I repeatedly referred to myself as a writer throughout our conversation, ultimately aligning my life ambitions with writing. I told him about my academic success, both at my home university and abroad. I told him what writing topics interested me the most—writing about travel, cultural observations, and literary analyses (I forgot to mention history, but I suppose that can fall under cultural observations). I told him why I want to be a writer, which I could’ve expanded on but essentially just said that I’d loved books and writing for as long as I could remember.
Then he went over my LinkedIn page with me. He noted that he sees a lot of sales experience, graphic design experience, but not a lot of writing experience. He asked where my publications were (i.e., why they weren’t listed on my LinkedIn profile). The truth is, I don’t have any. I’d never submitted my creative works to any literary magazines/journals/contests. The work I do for my company doesn’t have my name on it (I’m either ghost writing for someone else or my work is anonymous). My blog (this one) was primarily active back in 2013-14. I had virtually no evidence that I was a writer or passionate about writing. I was embarrassed.
He gave me some advice. He told me to stop focusing so much on writing for the company I work for—it’s not going to help me get my name out there as a writer. He told me start researching and writing about what truly interests me again, and to work on building a portfolio (and that a blog is a good start). Then he told me to follow up with him in six months to see how I’ve progressed, and not worry if I hadn’t.

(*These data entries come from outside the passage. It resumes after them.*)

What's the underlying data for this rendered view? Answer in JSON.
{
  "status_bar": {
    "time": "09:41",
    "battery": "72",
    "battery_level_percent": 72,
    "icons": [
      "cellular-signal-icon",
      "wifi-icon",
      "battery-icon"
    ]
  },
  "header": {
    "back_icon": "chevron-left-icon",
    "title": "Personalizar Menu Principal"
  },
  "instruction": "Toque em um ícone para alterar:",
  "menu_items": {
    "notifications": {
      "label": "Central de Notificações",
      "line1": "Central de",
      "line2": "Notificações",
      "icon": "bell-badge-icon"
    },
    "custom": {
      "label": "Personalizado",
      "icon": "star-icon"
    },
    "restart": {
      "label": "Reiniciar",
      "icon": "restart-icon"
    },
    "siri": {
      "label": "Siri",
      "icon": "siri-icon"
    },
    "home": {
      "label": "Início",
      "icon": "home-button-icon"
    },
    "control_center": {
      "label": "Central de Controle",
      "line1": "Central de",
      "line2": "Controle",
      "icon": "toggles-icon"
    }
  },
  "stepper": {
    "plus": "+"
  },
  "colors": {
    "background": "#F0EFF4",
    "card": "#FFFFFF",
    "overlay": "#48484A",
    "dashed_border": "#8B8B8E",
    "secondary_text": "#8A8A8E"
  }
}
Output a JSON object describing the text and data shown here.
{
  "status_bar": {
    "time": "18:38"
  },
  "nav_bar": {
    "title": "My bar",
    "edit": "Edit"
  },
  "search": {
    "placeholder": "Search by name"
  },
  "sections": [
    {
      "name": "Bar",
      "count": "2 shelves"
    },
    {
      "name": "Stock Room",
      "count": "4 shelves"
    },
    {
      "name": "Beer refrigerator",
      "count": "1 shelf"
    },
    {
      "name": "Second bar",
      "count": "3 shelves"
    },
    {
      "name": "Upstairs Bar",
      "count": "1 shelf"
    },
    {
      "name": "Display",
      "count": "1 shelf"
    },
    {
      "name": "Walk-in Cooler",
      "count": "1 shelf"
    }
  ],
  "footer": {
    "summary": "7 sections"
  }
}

By being given a goal (six months to show some progress), I was reinvigorated—I finally had a concrete reason to get back into writing. But our conversation also prompted me to reflect on why I’d been avoiding writing for this long. Why do I consider myself a writer when I don’t have anything published, nor have done any writing (again, aside from content for the company I work for) in over a year? What was this rooted in?
I realized I’d been crippled by fear—fear of imperfection, vulnerability, failure. I thought about how absurd the excuses I gave myself were. Aside from being too “burnt out,” I’d also convinced myself of things like, that it’s reasonable to not want to publish something in my name because I then risk the possibility of changing my opinion on the matter later and regretting said hypothetical publication. Of course, that’s an insane notion—we are always growing and allowed to change our opinions with new knowledge/evidence. It’s important to nonetheless document my sentiments about a given subject at a given point in my life—not to be “right” all the time. In essence, I’d been letting my fears/anxieties/insecurities take over and, consequently, become completely stagnant in my craft.
All that said, I’m starting this blog up again. I hope to write posts that at least one person finds useful or insightful or enjoyable to read—namely on traveling, studying abroad, cultural observations, and anything else I feel convicted to write about, really. I’m considering starting another blog for creative posts (fiction and poetry) as well, but that will likely be kept a private blog for a while. I’ve always told people—when asked why I chose to major in English—that I hope to one day be an accomplished novelist. If you couldn’t tell from this blog post, I haven’t done much to actually pursue that yet. I aim to do creative writing exercises again a few days a week (ideally daily, but I’ll work up to that) and maybe a novel will sprout from that. For now, I am happy to be active on this blog again and look forward to writing for myself again.